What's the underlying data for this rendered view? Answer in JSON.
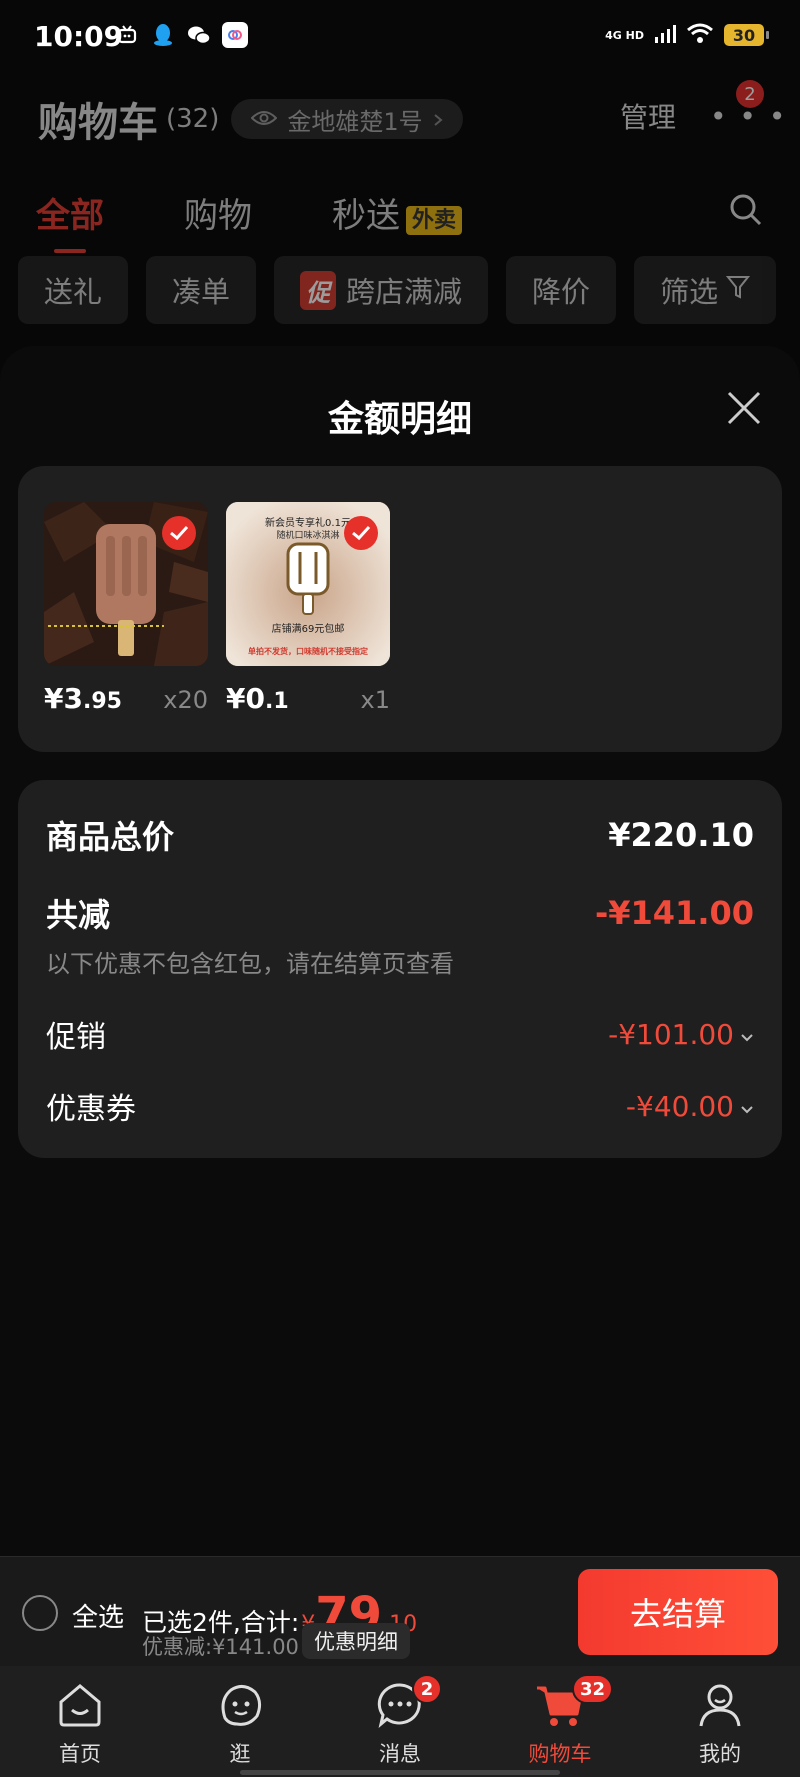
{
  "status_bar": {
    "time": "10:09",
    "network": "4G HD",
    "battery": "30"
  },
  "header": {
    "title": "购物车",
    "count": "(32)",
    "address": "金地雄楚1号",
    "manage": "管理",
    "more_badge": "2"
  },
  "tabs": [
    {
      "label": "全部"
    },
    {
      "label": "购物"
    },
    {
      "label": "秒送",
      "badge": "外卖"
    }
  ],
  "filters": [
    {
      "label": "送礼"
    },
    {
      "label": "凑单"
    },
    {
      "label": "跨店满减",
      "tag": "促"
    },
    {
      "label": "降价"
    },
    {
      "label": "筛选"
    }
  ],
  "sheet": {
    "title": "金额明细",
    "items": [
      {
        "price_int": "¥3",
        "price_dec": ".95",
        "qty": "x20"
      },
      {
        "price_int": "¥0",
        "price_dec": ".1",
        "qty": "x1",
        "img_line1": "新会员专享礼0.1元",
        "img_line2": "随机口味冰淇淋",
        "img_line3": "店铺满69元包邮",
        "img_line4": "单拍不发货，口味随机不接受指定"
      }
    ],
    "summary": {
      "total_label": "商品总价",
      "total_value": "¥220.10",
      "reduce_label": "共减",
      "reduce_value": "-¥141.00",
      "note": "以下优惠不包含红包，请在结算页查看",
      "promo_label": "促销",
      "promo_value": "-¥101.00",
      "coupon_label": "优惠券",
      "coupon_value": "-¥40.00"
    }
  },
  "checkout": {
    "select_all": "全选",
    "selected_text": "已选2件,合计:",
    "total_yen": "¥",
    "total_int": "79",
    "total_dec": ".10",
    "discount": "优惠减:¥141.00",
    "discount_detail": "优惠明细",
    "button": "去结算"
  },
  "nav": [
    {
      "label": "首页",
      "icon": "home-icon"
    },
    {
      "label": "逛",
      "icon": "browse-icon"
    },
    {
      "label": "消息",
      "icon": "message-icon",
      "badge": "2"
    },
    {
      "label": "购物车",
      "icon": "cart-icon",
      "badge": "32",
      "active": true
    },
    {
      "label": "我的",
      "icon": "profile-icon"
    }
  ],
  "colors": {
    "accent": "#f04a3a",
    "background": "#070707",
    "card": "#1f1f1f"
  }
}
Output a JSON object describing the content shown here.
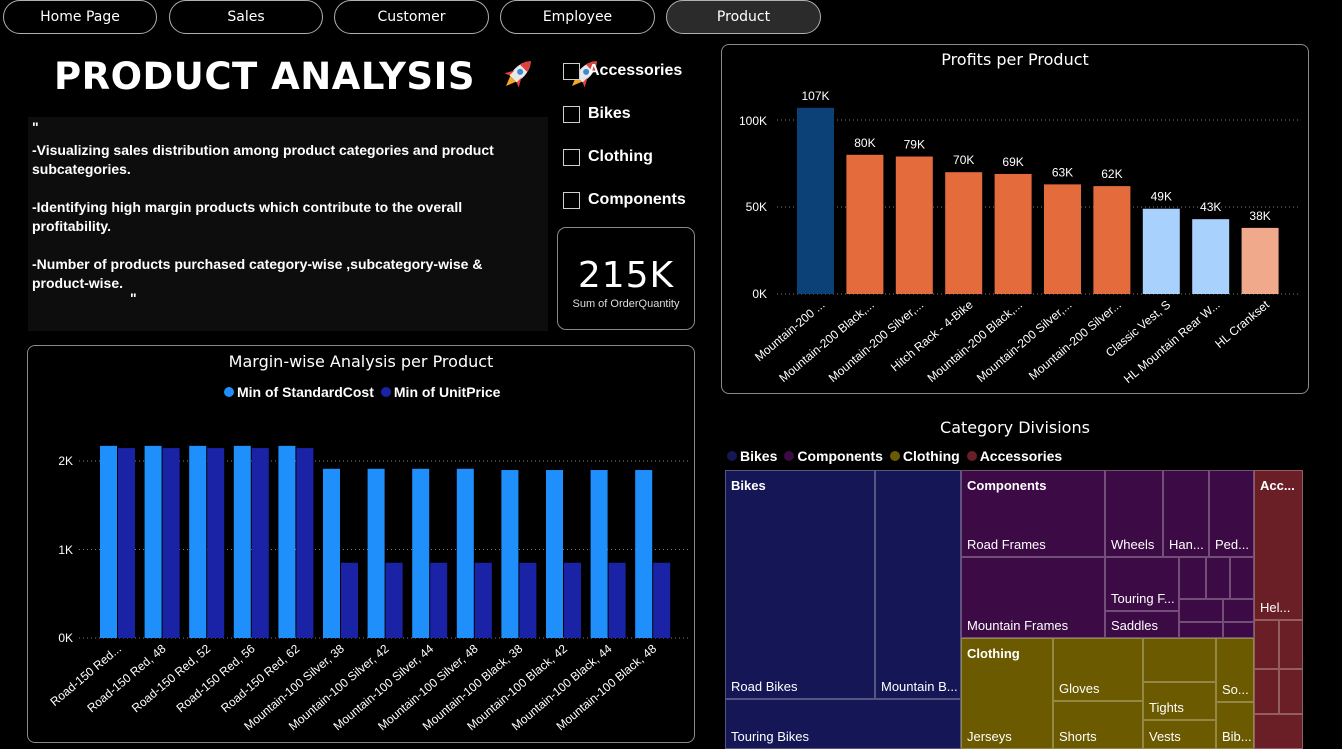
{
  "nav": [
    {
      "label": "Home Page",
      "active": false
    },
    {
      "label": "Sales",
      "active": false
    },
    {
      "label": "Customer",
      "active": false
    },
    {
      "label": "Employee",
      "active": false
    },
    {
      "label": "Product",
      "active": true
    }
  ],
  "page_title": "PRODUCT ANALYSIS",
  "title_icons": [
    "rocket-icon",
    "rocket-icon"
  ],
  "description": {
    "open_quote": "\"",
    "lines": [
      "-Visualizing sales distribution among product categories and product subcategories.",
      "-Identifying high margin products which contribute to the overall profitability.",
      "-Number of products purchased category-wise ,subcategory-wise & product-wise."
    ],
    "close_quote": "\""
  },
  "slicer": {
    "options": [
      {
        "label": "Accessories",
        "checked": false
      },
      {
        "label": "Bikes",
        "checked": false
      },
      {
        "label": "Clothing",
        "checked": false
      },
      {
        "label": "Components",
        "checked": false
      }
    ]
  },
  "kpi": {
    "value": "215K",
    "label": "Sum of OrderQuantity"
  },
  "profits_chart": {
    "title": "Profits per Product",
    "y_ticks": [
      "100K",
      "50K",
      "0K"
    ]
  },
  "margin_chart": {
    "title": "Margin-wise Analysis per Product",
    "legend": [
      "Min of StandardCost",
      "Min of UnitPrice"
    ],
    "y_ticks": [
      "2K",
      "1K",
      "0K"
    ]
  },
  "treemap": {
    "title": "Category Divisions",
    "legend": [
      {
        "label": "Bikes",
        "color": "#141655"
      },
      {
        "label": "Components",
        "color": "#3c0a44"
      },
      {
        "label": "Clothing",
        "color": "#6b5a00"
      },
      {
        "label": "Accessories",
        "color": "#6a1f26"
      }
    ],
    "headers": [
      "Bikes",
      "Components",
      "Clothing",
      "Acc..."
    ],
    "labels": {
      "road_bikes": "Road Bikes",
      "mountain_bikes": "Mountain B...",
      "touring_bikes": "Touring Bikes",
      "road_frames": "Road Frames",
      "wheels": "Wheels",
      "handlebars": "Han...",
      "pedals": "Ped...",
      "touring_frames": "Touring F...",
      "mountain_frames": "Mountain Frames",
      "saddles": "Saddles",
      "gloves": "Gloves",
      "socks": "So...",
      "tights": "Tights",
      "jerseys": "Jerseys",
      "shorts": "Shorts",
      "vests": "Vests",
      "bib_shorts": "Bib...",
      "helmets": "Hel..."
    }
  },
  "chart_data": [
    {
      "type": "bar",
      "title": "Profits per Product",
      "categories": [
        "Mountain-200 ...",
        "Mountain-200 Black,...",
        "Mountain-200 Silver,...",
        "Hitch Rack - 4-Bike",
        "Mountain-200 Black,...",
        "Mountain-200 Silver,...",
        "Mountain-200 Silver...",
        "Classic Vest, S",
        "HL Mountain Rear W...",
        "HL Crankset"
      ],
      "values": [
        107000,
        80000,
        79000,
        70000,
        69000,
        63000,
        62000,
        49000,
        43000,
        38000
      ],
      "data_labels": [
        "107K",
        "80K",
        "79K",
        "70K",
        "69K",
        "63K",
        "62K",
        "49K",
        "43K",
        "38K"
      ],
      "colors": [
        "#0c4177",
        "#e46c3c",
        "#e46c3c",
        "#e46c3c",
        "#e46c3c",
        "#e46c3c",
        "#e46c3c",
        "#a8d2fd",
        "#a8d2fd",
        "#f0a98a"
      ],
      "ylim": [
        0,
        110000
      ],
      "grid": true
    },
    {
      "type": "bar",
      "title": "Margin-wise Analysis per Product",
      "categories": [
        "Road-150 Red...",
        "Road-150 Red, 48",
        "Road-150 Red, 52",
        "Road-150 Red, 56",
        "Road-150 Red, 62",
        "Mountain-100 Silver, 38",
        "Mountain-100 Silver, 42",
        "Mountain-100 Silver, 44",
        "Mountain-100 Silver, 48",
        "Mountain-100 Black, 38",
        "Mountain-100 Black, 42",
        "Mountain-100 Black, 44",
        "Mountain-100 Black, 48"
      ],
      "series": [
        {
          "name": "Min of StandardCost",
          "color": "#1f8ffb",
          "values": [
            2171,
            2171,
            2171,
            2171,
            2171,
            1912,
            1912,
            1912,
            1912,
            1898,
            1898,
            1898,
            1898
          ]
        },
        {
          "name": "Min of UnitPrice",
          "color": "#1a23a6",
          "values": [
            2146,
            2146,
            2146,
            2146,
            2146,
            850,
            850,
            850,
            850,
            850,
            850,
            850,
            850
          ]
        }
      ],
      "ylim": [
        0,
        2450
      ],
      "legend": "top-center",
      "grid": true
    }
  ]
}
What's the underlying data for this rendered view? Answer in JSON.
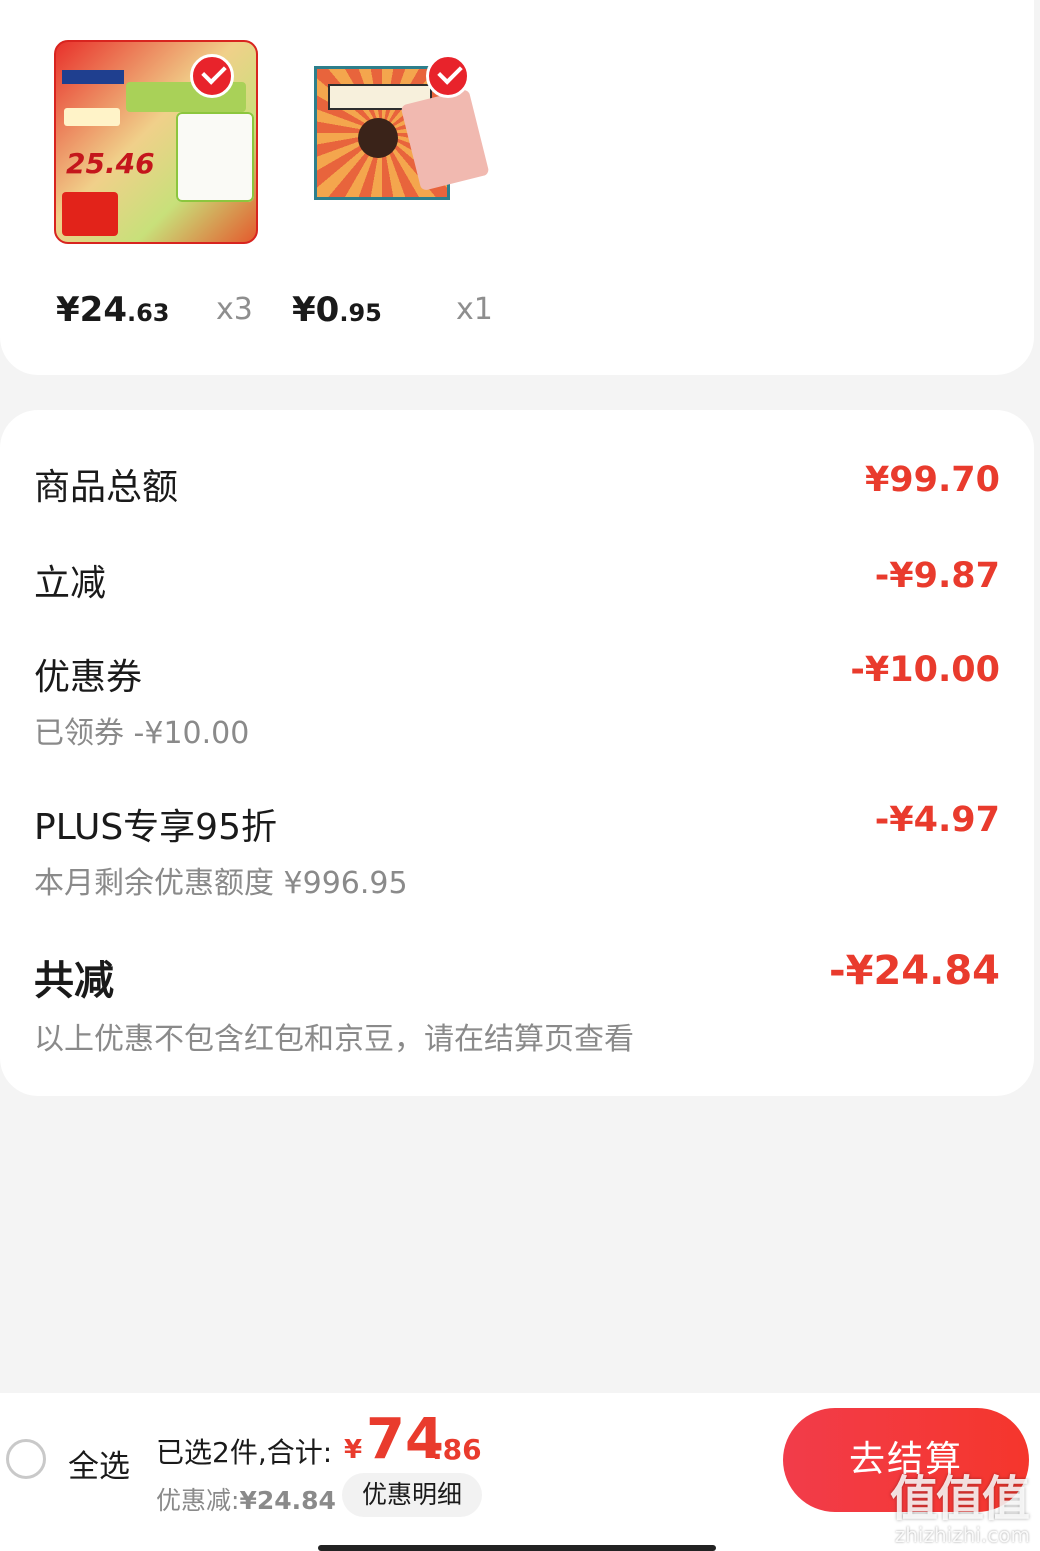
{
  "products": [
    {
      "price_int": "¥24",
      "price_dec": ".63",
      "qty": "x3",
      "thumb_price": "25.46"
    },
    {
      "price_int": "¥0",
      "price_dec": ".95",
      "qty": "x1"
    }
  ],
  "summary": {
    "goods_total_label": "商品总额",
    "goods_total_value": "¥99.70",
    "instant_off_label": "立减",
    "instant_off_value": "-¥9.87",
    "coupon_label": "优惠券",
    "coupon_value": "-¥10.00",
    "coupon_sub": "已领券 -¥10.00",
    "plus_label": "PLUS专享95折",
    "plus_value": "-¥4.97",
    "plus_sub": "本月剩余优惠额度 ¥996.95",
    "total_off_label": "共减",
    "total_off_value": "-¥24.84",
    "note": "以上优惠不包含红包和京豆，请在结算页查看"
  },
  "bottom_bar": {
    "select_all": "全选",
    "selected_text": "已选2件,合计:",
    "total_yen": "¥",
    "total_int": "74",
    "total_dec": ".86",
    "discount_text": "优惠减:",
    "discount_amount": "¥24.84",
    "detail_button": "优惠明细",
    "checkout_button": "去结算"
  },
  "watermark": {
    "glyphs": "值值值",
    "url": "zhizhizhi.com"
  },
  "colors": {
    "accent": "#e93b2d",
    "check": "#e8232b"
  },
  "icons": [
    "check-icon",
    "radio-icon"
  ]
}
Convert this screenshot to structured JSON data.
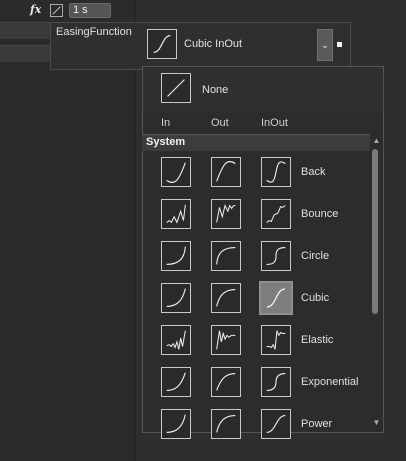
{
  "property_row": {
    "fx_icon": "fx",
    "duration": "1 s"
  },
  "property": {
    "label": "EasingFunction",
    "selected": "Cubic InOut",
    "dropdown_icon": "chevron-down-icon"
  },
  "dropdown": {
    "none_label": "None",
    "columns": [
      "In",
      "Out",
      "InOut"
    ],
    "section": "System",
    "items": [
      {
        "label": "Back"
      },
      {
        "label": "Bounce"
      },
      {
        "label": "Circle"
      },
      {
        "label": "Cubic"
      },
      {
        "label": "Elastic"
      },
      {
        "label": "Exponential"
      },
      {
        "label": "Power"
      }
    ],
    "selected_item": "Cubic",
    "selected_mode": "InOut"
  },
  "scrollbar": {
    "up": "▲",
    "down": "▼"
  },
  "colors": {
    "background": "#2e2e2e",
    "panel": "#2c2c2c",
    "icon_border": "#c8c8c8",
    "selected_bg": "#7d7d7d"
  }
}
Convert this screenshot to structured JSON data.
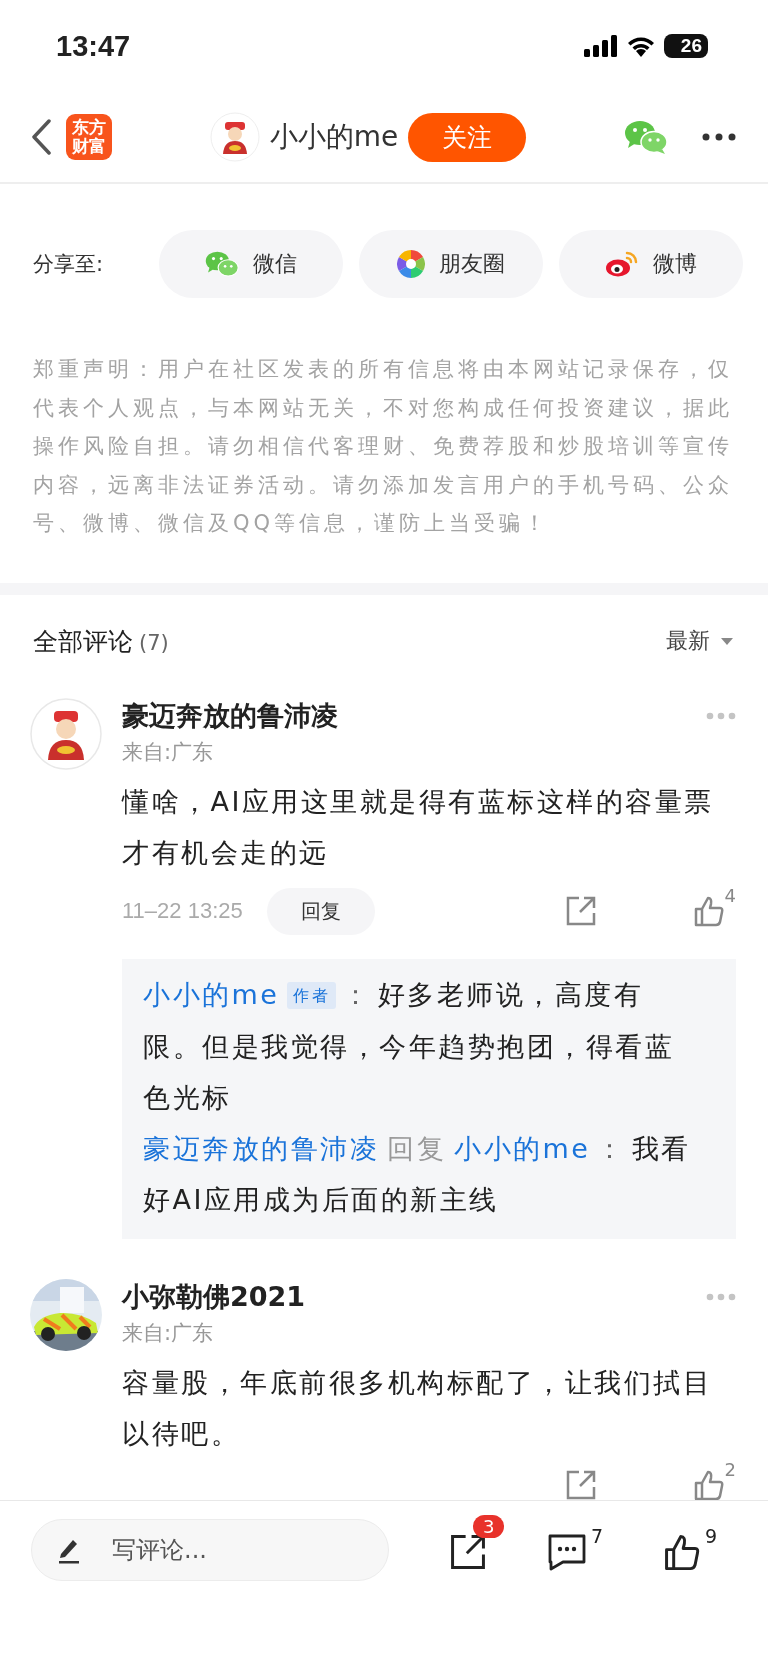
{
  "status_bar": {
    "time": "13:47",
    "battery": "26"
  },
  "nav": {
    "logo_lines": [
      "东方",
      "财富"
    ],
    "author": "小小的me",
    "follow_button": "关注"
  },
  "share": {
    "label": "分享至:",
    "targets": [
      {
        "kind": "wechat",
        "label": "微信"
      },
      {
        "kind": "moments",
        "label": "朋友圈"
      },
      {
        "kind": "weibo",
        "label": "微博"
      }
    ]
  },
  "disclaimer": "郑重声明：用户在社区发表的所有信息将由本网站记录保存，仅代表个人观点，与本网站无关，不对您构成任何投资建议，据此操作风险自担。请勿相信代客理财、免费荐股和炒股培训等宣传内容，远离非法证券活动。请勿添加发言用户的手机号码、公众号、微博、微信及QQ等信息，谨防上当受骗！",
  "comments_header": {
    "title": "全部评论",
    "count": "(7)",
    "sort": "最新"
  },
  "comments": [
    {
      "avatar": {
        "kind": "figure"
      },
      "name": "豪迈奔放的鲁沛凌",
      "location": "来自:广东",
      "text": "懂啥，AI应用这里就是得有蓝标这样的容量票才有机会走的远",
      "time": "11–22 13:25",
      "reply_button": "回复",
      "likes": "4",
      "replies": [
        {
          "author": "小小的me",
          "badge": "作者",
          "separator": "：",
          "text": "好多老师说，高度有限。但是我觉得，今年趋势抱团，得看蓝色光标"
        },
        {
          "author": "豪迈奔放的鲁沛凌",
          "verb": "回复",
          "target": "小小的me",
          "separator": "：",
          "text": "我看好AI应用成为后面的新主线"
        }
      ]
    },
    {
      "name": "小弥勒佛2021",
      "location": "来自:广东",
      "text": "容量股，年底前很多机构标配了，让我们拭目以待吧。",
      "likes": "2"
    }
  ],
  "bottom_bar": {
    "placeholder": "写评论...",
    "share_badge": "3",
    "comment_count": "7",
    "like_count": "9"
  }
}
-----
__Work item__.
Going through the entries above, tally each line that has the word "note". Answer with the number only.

__Task output__.
2